Writing a calavera poem is the perfect activity for older students, who can use their creativity to learn more about the traditions of Día de los Muertos. Calavera poems are a form of satire; by writing them, people can deal with death in a humorous and light-hearted way. Initially started as a means of criticizing the government during the Mexican revolution, calavera poems are imaginary obituaries that make fun of someone who is still living.
Students start by picking a subject for their poems, then write about that person’s character and how they meet la muerte, or their deaths, in a comedic way. To get their creative juices flowing, have them review these examples of calavera poems loosely translated into English. This is also a great activity for Spanish dual language students who want to practice their writing skills.
4. Decorate an ofrenda.
Ofrendas are one of the most important and meaningful aspects of the Day of the Dead because they create a space for reflection and offering. During Día de los Muertos, ofrendas are set up inside homes and feature pictures of lost loved ones. They are beautifully decorated with gifts of water, bread, favorite foods, flowers, colorful paper, and items that commemorate the life of the deceased.

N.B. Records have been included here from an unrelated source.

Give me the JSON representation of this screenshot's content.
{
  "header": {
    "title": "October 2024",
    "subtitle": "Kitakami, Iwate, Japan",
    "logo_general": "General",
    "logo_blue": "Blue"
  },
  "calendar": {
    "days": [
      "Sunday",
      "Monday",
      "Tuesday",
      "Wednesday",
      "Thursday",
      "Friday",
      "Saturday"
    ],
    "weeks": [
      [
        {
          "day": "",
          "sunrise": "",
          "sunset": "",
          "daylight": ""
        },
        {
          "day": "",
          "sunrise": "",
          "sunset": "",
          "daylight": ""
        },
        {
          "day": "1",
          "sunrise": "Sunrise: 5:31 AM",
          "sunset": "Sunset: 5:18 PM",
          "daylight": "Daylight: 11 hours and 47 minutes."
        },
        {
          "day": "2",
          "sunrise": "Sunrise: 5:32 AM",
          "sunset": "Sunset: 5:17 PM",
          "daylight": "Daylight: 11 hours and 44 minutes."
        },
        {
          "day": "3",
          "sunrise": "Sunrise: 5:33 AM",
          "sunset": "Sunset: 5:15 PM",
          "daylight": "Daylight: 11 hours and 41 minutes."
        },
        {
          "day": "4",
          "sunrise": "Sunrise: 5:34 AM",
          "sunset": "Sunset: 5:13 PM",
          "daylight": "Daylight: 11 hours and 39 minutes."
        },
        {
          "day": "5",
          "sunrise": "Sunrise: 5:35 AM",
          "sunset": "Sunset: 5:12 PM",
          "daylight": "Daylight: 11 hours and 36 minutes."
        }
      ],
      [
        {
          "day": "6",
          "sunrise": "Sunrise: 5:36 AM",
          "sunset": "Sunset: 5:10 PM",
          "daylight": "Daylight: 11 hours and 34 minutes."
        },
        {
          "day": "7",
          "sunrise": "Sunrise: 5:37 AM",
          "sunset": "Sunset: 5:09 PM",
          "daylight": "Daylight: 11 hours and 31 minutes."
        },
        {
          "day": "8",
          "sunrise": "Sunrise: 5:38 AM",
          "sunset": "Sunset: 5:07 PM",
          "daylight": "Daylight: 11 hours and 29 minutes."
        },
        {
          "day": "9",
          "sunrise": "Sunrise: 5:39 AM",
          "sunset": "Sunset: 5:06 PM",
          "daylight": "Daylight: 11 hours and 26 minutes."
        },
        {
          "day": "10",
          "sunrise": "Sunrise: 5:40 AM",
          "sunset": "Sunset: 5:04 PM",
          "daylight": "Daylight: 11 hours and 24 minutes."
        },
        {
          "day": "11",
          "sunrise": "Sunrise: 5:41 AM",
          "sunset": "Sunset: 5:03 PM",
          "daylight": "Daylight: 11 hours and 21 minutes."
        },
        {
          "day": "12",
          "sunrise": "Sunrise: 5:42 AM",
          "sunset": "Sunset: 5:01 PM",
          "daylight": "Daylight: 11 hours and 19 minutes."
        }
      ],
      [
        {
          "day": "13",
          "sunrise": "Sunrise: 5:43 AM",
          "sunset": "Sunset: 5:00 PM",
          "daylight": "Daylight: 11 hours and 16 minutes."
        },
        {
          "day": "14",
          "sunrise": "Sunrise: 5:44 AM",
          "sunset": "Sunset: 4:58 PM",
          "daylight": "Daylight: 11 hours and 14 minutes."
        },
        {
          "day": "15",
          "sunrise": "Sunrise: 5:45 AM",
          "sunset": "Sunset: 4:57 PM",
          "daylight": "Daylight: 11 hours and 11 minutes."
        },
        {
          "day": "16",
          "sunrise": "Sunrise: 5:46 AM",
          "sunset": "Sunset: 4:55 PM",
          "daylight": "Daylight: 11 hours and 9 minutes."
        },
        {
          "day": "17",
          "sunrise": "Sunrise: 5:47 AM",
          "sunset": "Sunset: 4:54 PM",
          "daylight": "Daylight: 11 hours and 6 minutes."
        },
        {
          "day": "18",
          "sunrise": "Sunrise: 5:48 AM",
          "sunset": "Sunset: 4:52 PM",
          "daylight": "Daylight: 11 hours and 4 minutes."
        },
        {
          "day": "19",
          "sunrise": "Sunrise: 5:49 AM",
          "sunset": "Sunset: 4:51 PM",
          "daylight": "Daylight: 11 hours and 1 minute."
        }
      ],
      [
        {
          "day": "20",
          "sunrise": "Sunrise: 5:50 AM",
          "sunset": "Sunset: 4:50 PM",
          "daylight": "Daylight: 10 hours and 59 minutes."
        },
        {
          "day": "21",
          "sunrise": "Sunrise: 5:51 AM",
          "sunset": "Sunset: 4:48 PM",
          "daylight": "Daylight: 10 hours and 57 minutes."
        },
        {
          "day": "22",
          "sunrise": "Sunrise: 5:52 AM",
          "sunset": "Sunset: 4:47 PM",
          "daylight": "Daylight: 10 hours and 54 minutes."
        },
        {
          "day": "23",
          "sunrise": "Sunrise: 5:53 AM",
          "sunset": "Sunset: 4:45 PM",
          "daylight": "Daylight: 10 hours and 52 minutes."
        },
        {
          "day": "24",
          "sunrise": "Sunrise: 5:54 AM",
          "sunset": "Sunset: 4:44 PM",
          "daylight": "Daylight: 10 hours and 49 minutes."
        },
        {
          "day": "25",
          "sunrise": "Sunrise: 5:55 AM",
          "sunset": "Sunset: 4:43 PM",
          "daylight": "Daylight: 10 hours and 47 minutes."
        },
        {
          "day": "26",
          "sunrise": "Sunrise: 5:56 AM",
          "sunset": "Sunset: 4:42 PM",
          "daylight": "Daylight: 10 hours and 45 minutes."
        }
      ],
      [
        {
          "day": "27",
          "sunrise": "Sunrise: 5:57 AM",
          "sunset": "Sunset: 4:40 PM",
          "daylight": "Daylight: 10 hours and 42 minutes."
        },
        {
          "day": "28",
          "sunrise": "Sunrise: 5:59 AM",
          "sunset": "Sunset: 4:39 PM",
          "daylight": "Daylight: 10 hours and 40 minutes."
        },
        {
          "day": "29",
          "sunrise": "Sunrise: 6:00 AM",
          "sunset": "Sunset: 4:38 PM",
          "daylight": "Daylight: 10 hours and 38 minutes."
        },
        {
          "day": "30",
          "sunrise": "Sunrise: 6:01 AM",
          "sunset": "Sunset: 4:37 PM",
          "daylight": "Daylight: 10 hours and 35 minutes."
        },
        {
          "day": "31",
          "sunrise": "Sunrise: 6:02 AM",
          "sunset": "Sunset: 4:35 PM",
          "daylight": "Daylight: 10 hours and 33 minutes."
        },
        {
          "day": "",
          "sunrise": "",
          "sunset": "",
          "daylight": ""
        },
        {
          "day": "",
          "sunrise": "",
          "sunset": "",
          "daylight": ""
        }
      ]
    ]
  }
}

As a class, you can encourage students to create their own version of an ofrenda in their homes to recognize loved ones. An alternative would be to visit their graves in a cemetery, picking up trash, leaving flowers, or just enjoying the peace. Disney’s movie Coco is also a great resource for teaching students more about the intricacies of this holiday.
Share with us on Twitter @ParticipateLrng how you and your students celebrate Día de los Muertos this year. For more information on how to incorporate culturally responsive teaching practices in your classroom, check out this blog post, or contact us directly.